At the end of the six-week program, each Japanese student was paired with an American student to work on a presentation about a particular cultural difference between America and Japan. Cullum and Kawakami worked together and gave a presentation on the differences between public transportation in the U.S. and Japan, though the two had trouble picking a topic because of how fascinating they found all their options.

The two students ended up meeting outside of their required conversation hours to finish their presentation and in the process became friends who stay in touch from across the sea to this day.

Tanimasu and her partner worked on a presentation about the difference between food culture in the U.S. and Japan, and her partner provided his perspective partially based on working in a Japanese restaurant in the U.S.

“In Japan, we don’t fry sushi, but (my partner) mentioned that sushi (is) sometimes fried in the U.S.,” Tanimasu said.

At the end of the six weeks, Beard said that students’ most noticeable growth was their confidence in their English-speaking skills.
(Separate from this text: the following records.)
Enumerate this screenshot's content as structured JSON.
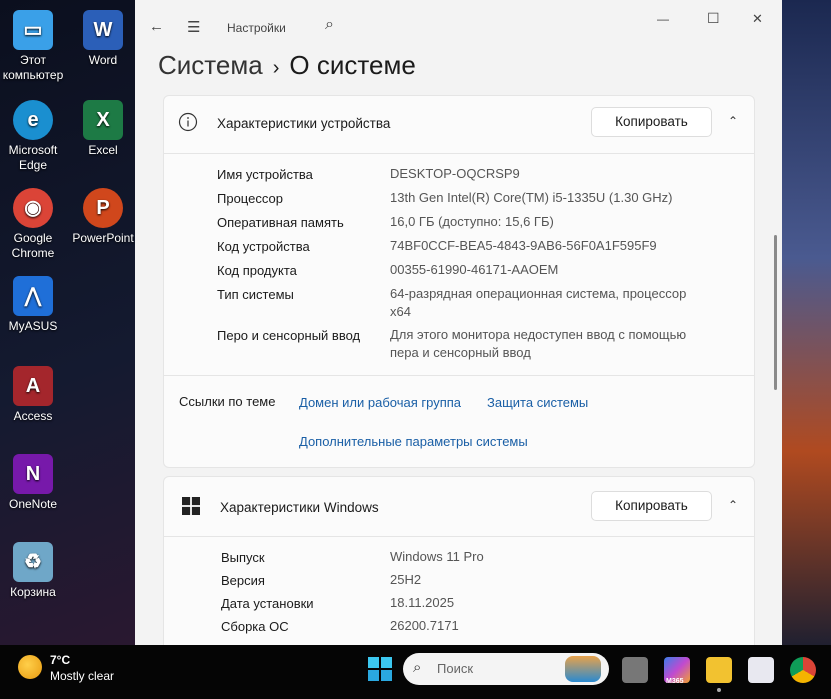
{
  "desktop": {
    "icons": [
      {
        "label": "Этот компьютер",
        "color": "#3aa0e8",
        "glyph": "▭"
      },
      {
        "label": "Word",
        "color": "#2b5fb8",
        "glyph": "W"
      },
      {
        "label": "Microsoft Edge",
        "color": "#1a8fd0",
        "glyph": "e"
      },
      {
        "label": "Excel",
        "color": "#1d7a45",
        "glyph": "X"
      },
      {
        "label": "Google Chrome",
        "color": "#db4437",
        "glyph": "◉"
      },
      {
        "label": "PowerPoint",
        "color": "#d0471c",
        "glyph": "P"
      },
      {
        "label": "MyASUS",
        "color": "#1f6fd8",
        "glyph": "⋀"
      },
      {
        "label": "Access",
        "color": "#a4262c",
        "glyph": "A"
      },
      {
        "label": "OneNote",
        "color": "#7719aa",
        "glyph": "N"
      },
      {
        "label": "Корзина",
        "color": "#6fa7c8",
        "glyph": "♻"
      }
    ]
  },
  "window": {
    "titlebar": {
      "title": "Настройки",
      "back": "←",
      "menu": "☰",
      "search": "⌕",
      "minimize": "—",
      "maximize": "☐",
      "close": "✕"
    },
    "breadcrumb": {
      "parent": "Система",
      "separator": "›",
      "current": "О системе"
    },
    "device_card": {
      "title": "Характеристики устройства",
      "copy": "Копировать",
      "chevron": "⌃",
      "rows": [
        {
          "label": "Имя устройства",
          "value": "DESKTOP-OQCRSP9"
        },
        {
          "label": "Процессор",
          "value": "13th Gen Intel(R) Core(TM) i5-1335U (1.30 GHz)"
        },
        {
          "label": "Оперативная память",
          "value": "16,0 ГБ (доступно: 15,6 ГБ)"
        },
        {
          "label": "Код устройства",
          "value": "74BF0CCF-BEA5-4843-9AB6-56F0A1F595F9"
        },
        {
          "label": "Код продукта",
          "value": "00355-61990-46171-AAOEM"
        },
        {
          "label": "Тип системы",
          "value": "64-разрядная операционная система, процессор x64"
        },
        {
          "label": "Перо и сенсорный ввод",
          "value": "Для этого монитора недоступен ввод с помощью пера и сенсорный ввод"
        }
      ],
      "links_label": "Ссылки по теме",
      "links": [
        "Домен или рабочая группа",
        "Защита системы",
        "Дополнительные параметры системы"
      ]
    },
    "windows_card": {
      "title": "Характеристики Windows",
      "copy": "Копировать",
      "chevron": "⌃",
      "rows": [
        {
          "label": "Выпуск",
          "value": "Windows 11 Pro"
        },
        {
          "label": "Версия",
          "value": "25H2"
        },
        {
          "label": "Дата установки",
          "value": "18.11.2025"
        },
        {
          "label": "Сборка ОС",
          "value": "26200.7171"
        }
      ]
    }
  },
  "taskbar": {
    "weather_temp": "7°C",
    "weather_desc": "Mostly clear",
    "search_placeholder": "Поиск",
    "m365": "M365"
  }
}
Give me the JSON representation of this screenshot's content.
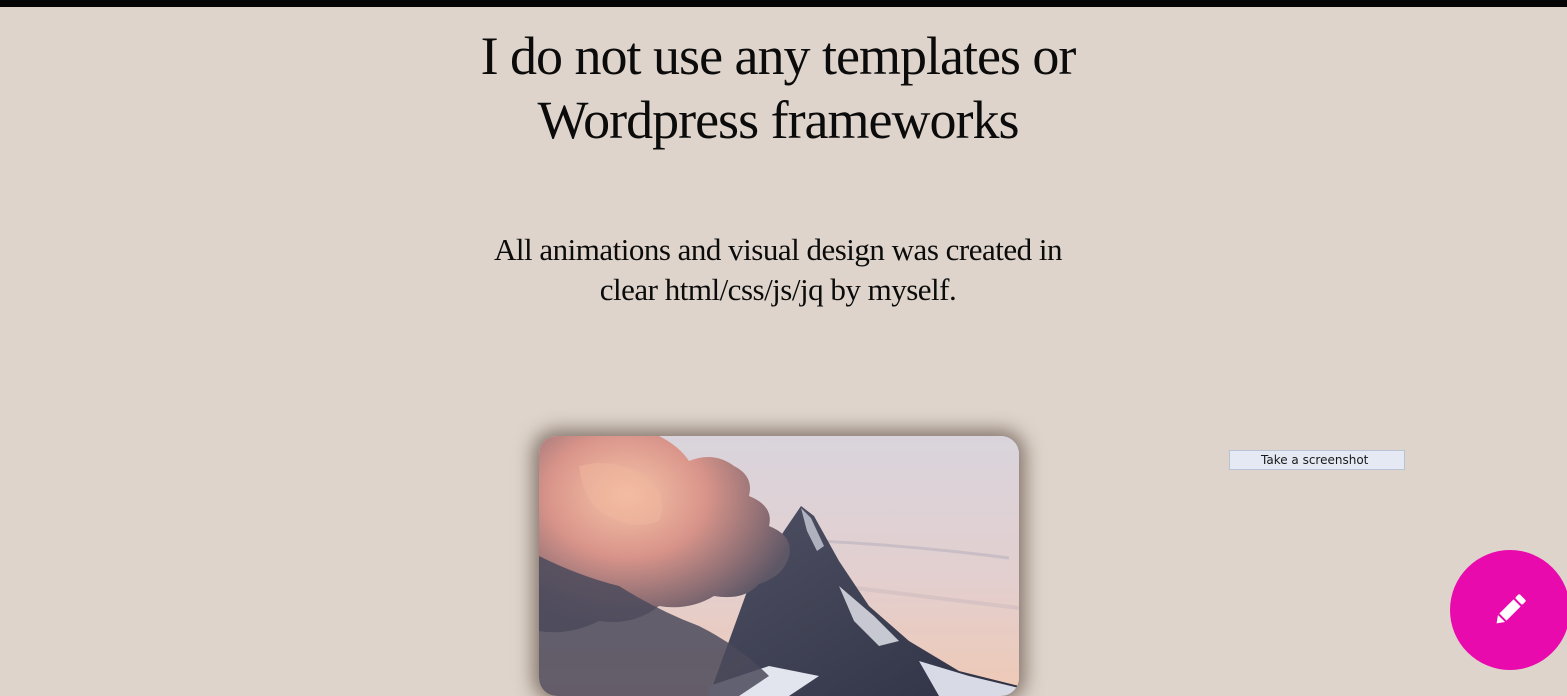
{
  "headline": {
    "line1": "I do not use any templates or",
    "line2": "Wordpress frameworks"
  },
  "subtitle": {
    "line1": "All animations and visual design was created in",
    "line2": "clear html/css/js/jq by myself."
  },
  "photo": {
    "icon": "mountain-photo"
  },
  "screenshot_button": {
    "label": "Take a screenshot"
  },
  "edit_button": {
    "icon": "pencil-icon",
    "color": "#e90aad"
  },
  "colors": {
    "background": "#ded4cb",
    "top_bar": "#050505"
  }
}
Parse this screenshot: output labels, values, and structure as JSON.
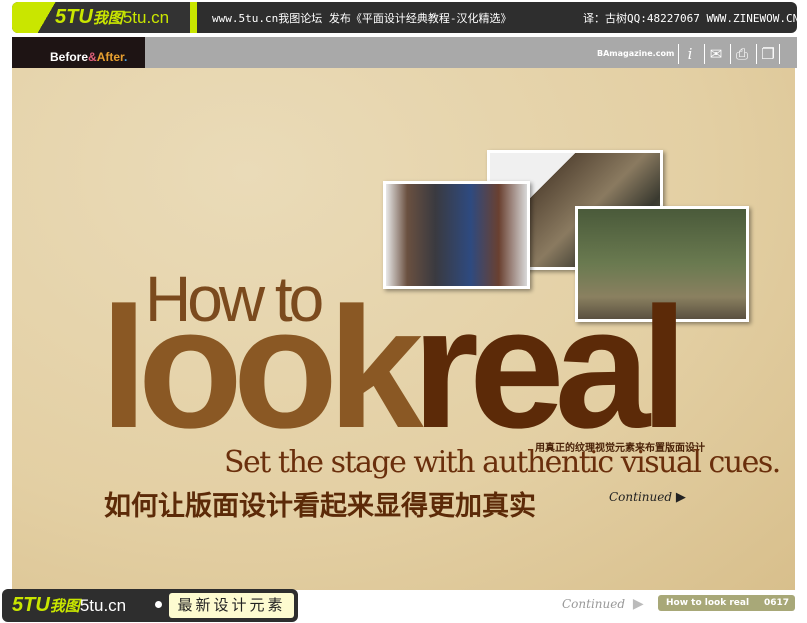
{
  "top_bar": {
    "logo_mark": "5TU",
    "logo_cn": "我图",
    "logo_domain": "5tu.cn",
    "message": "www.5tu.cn我图论坛 发布《平面设计经典教程-汉化精选》",
    "credit": "译：古树QQ:48227067 WWW.ZINEWOW.CN"
  },
  "nav_bar": {
    "brand_before": "Before",
    "brand_amp": "&",
    "brand_after": "After",
    "brand_dot": ".",
    "site": "BAmagazine.com",
    "icons": [
      "info-icon",
      "mail-icon",
      "print-icon",
      "window-icon"
    ]
  },
  "article": {
    "how_to": "How to",
    "look": "look",
    "real": "real",
    "subtitle_cn": "用真正的纹理视觉元素来布置版面设计",
    "tagline": "Set the stage with authentic visual cues.",
    "title_cn": "如何让版面设计看起来显得更加真实",
    "continued": "Continued"
  },
  "footer": {
    "logo_mark": "5TU",
    "logo_cn": "我图",
    "logo_domain": "5tu.cn",
    "slogan": "最新设计元素",
    "continued": "Continued",
    "page_title": "How to look real",
    "page_number": "0617"
  }
}
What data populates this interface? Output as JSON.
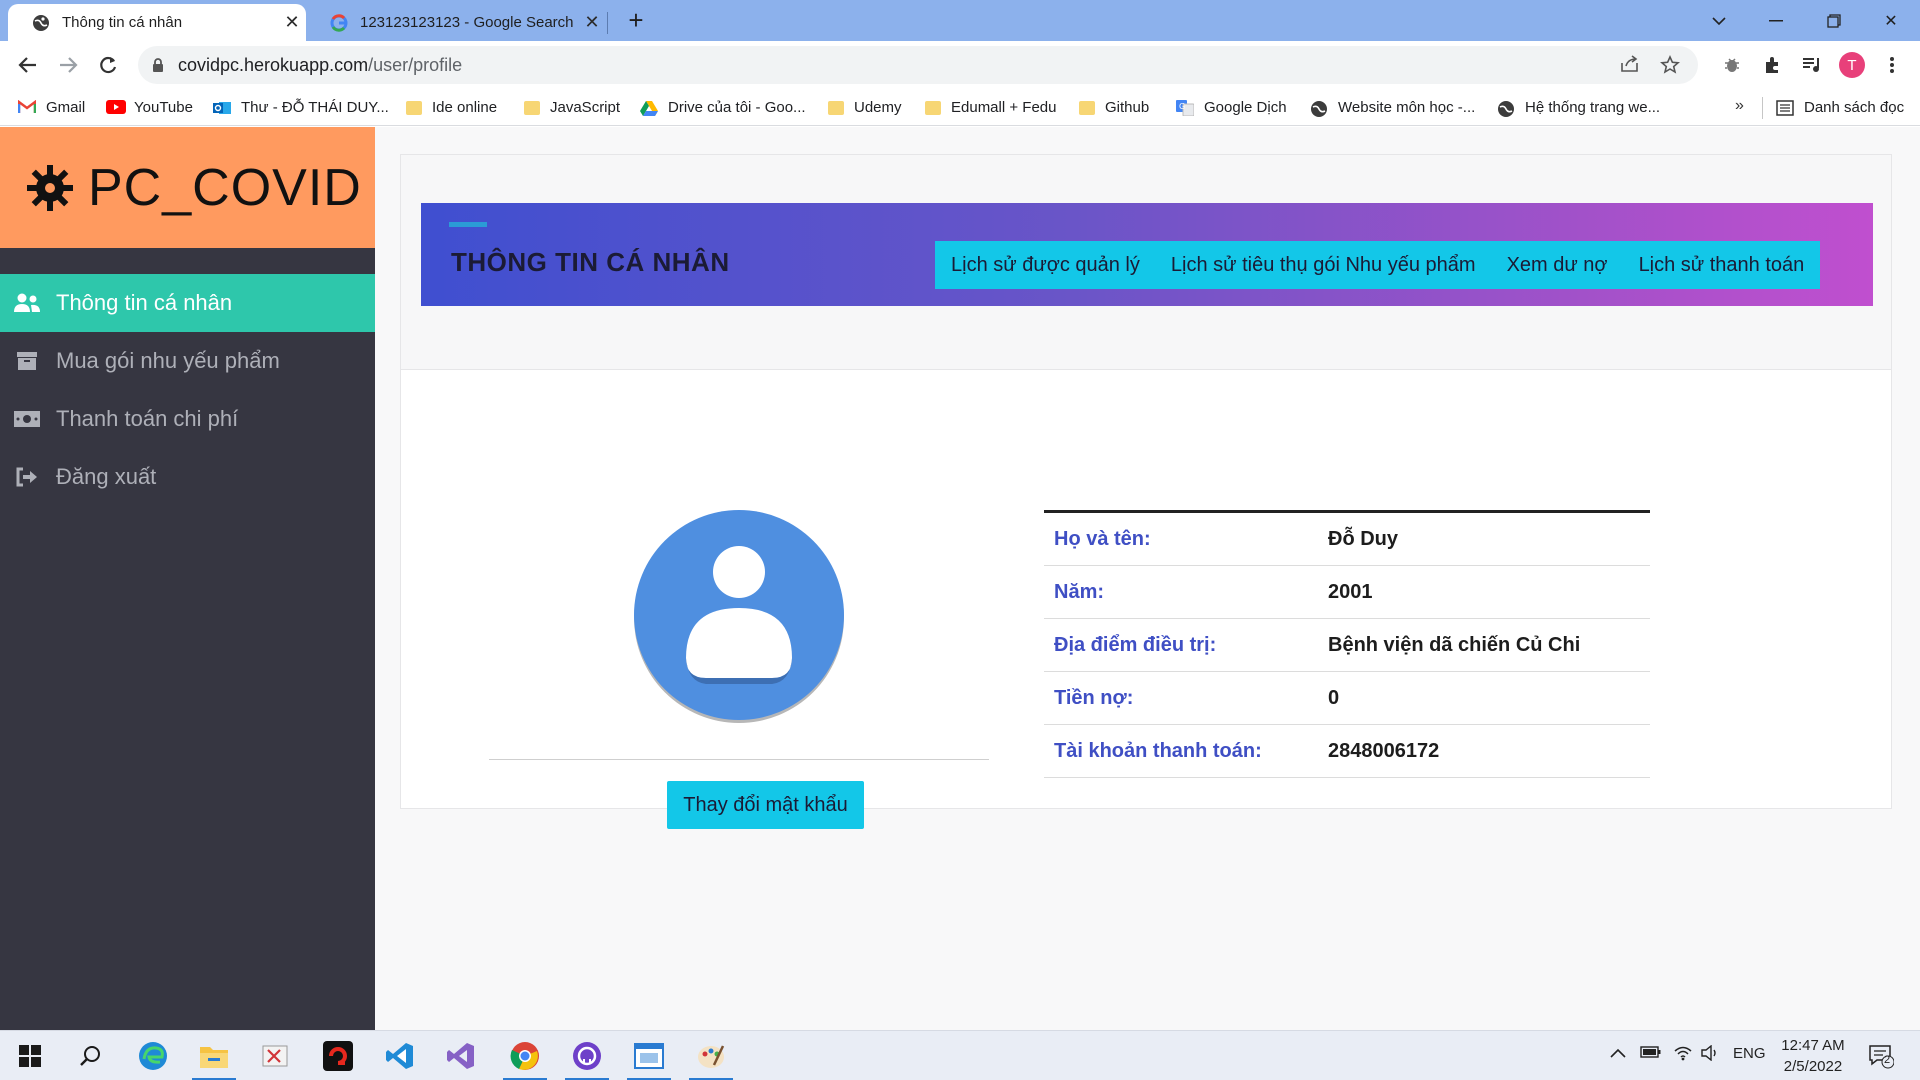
{
  "browser": {
    "tabs": [
      {
        "title": "Thông tin cá nhân",
        "active": true
      },
      {
        "title": "123123123123 - Google Search",
        "active": false
      }
    ],
    "url_host": "covidpc.herokuapp.com",
    "url_path": "/user/profile",
    "profile_initial": "T",
    "bookmarks": [
      {
        "label": "Gmail",
        "icon": "gmail-icon"
      },
      {
        "label": "YouTube",
        "icon": "youtube-icon"
      },
      {
        "label": "Thư - ĐỖ THÁI DUY...",
        "icon": "outlook-icon"
      },
      {
        "label": "Ide online",
        "icon": "folder-icon"
      },
      {
        "label": "JavaScript",
        "icon": "folder-icon"
      },
      {
        "label": "Drive của tôi - Goo...",
        "icon": "drive-icon"
      },
      {
        "label": "Udemy",
        "icon": "folder-icon"
      },
      {
        "label": "Edumall + Fedu",
        "icon": "folder-icon"
      },
      {
        "label": "Github",
        "icon": "folder-icon"
      },
      {
        "label": "Google Dịch",
        "icon": "translate-icon"
      },
      {
        "label": "Website môn học -...",
        "icon": "globe-icon"
      },
      {
        "label": "Hệ thống trang we...",
        "icon": "globe-icon"
      }
    ],
    "bookmarks_more": "»",
    "reading_list": "Danh sách đọc"
  },
  "app": {
    "brand": "PC_COVID",
    "menu": [
      {
        "label": "Thông tin cá nhân",
        "icon": "users-icon",
        "active": true
      },
      {
        "label": "Mua gói nhu yếu phẩm",
        "icon": "archive-icon",
        "active": false
      },
      {
        "label": "Thanh toán chi phí",
        "icon": "money-icon",
        "active": false
      },
      {
        "label": "Đăng xuất",
        "icon": "sign-out-icon",
        "active": false
      }
    ],
    "page_title": "THÔNG TIN CÁ NHÂN",
    "header_tabs": [
      "Lịch sử được quản lý",
      "Lịch sử tiêu thụ gói Nhu yếu phẩm",
      "Xem dư nợ",
      "Lịch sử thanh toán"
    ],
    "change_password": "Thay đổi mật khẩu",
    "profile": [
      {
        "label": "Họ và tên:",
        "value": "Đỗ Duy"
      },
      {
        "label": "Năm:",
        "value": "2001"
      },
      {
        "label": "Địa điểm điều trị:",
        "value": "Bệnh viện dã chiến Củ Chi"
      },
      {
        "label": "Tiền nợ:",
        "value": "0"
      },
      {
        "label": "Tài khoản thanh toán:",
        "value": "2848006172"
      }
    ],
    "colors": {
      "brand_bg": "#ff9a5f",
      "sidebar_bg": "#363641",
      "active_menu": "#2ec7ab",
      "accent_button": "#13c7e8",
      "label_blue": "#3f4fc4"
    }
  },
  "taskbar": {
    "language": "ENG",
    "time": "12:47 AM",
    "date": "2/5/2022",
    "notifications": "2"
  }
}
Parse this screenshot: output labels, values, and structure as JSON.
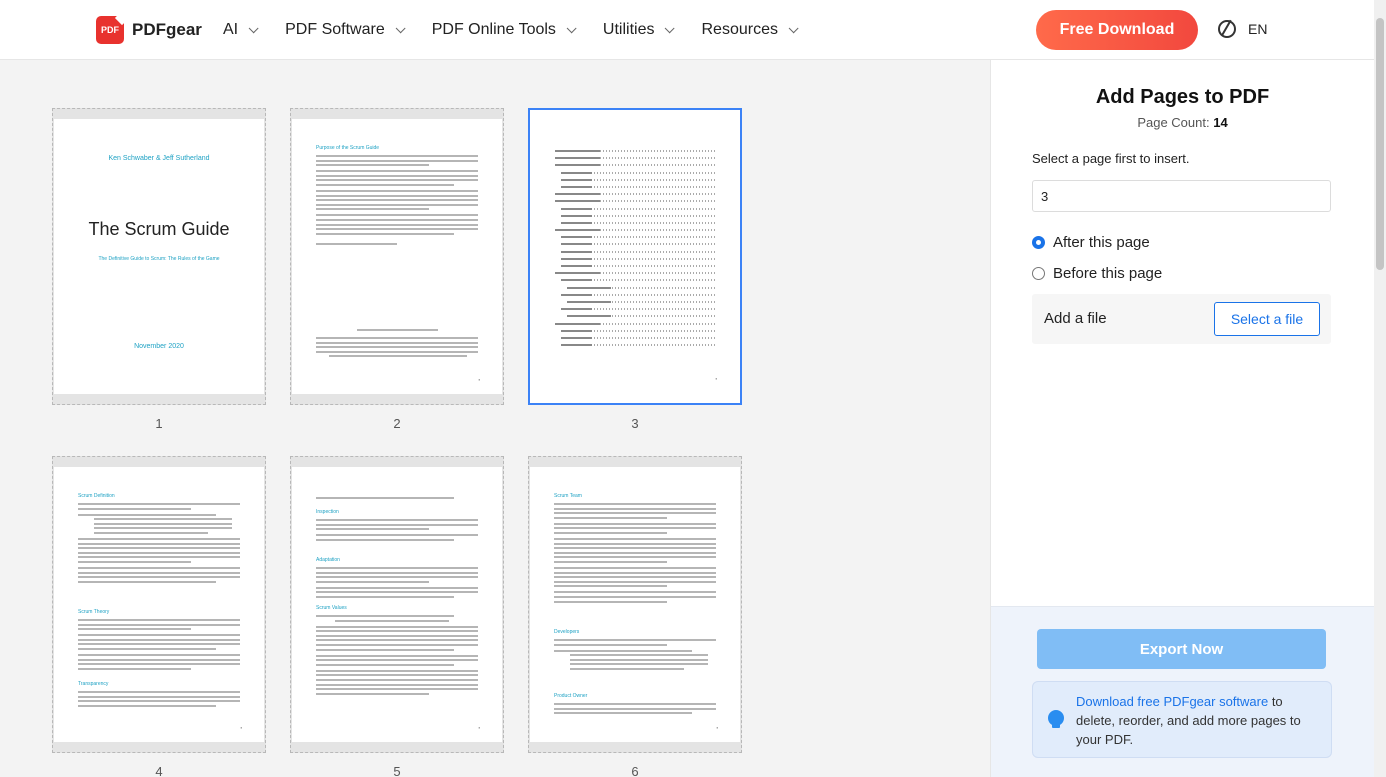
{
  "header": {
    "logo_text": "PDFgear",
    "logo_mark": "PDF",
    "nav": [
      {
        "label": "AI"
      },
      {
        "label": "PDF Software"
      },
      {
        "label": "PDF Online Tools"
      },
      {
        "label": "Utilities"
      },
      {
        "label": "Resources"
      }
    ],
    "download_label": "Free Download",
    "language": "EN"
  },
  "pages": {
    "numbers": [
      "1",
      "2",
      "3",
      "4",
      "5",
      "6"
    ],
    "selected": "3",
    "cover": {
      "author": "Ken Schwaber & Jeff Sutherland",
      "title": "The Scrum Guide",
      "subtitle": "The Definitive Guide to Scrum: The Rules of the Game",
      "date": "November 2020"
    },
    "page2_heading": "Purpose of the Scrum Guide",
    "page4_headings": [
      "Scrum Definition",
      "Scrum Theory",
      "Transparency"
    ],
    "page5_headings": [
      "Inspection",
      "Adaptation",
      "Scrum Values"
    ],
    "page6_headings": [
      "Scrum Team",
      "Developers",
      "Product Owner"
    ]
  },
  "panel": {
    "title": "Add Pages to PDF",
    "page_count_label": "Page Count:",
    "page_count": "14",
    "hint": "Select a page first to insert.",
    "page_input": "3",
    "options": [
      {
        "label": "After this page",
        "selected": true
      },
      {
        "label": "Before this page",
        "selected": false
      }
    ],
    "add_file_label": "Add a file",
    "select_file_label": "Select a file",
    "export_label": "Export Now",
    "promo_link": "Download free PDFgear software",
    "promo_text": " to delete, reorder, and add more pages to your PDF."
  },
  "colors": {
    "accent": "#1a73e8",
    "brand": "#f2483e",
    "export_disabled": "#80bdf5"
  }
}
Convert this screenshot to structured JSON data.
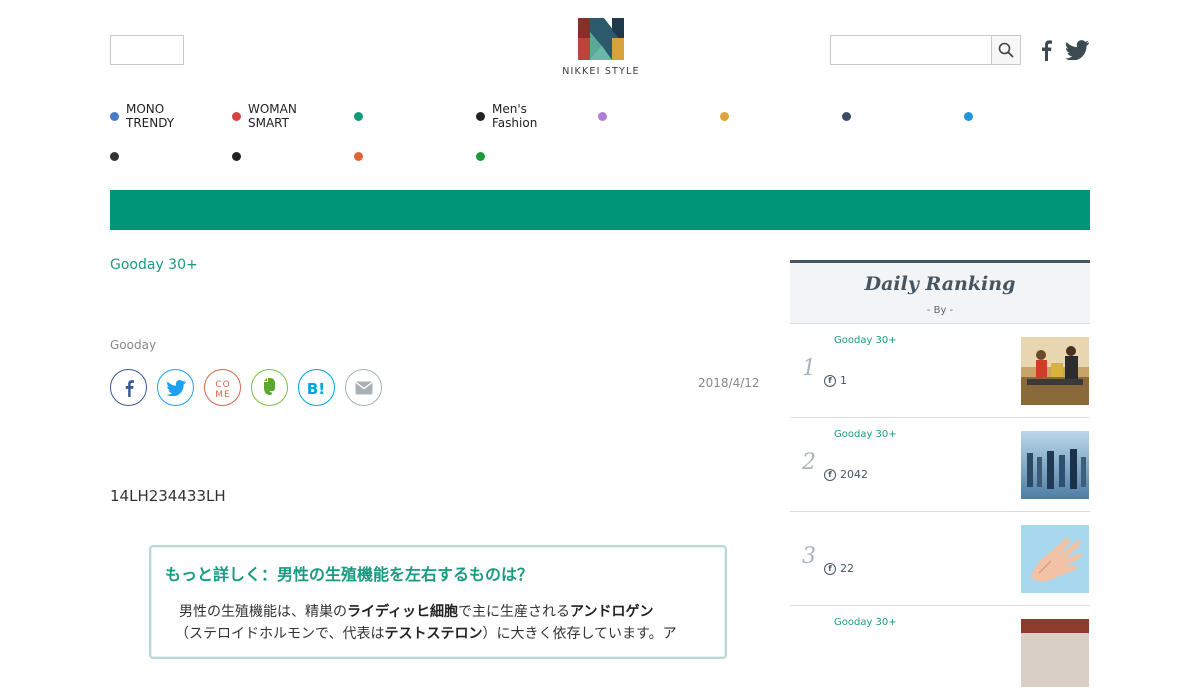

“Often with language learning, most people have at least a certain amount of knowledge of grammar, of vocabulary, and of course, those things can always be improved,” Beard said. “But unless you have the confidence to speak and use the language, the language really is meaningless, unless you actually use it.”

Friends Across the Sea Leads to Strategic Partnerships for UT

UT delegation with FAS participants at Kansai Gaidai University in Osaka, Japan

UT delegation with FAS participants at Kansai Gaidai University in Osaka, Japan

The Friends Across the Sea program was the first step of establishing or strengthening strategic partnerships with Japanese institutions Kobe University, Gakushuin University and Kansai Gaidai University.

In June 2022, a team from UT including Vice Provost for International Affairs Gretchen Neisler, Director of the CGE Office of Communications and Office of Asia Engagement Rachel Rui, Horiguchi, and Director of Global Security at the Howard Baker Center Krista Wiegand visited the Friends Across the Sea partner institutions in Japan to further strategic partnerships. Students at the institutions warmly welcomed the delegation. “They showed us around the campus and cannot stop talking about how much they enjoyed the Friends Across the Sea program and hoping to visit UT to meet the friends they met online in person.” Rui said.

Both Chitty and Terry hope to host a virtual reunion for the program alumni soon and are exploring options to host online programs like Friends Across the Sea in the future.


Jason Moody (865-974-5752,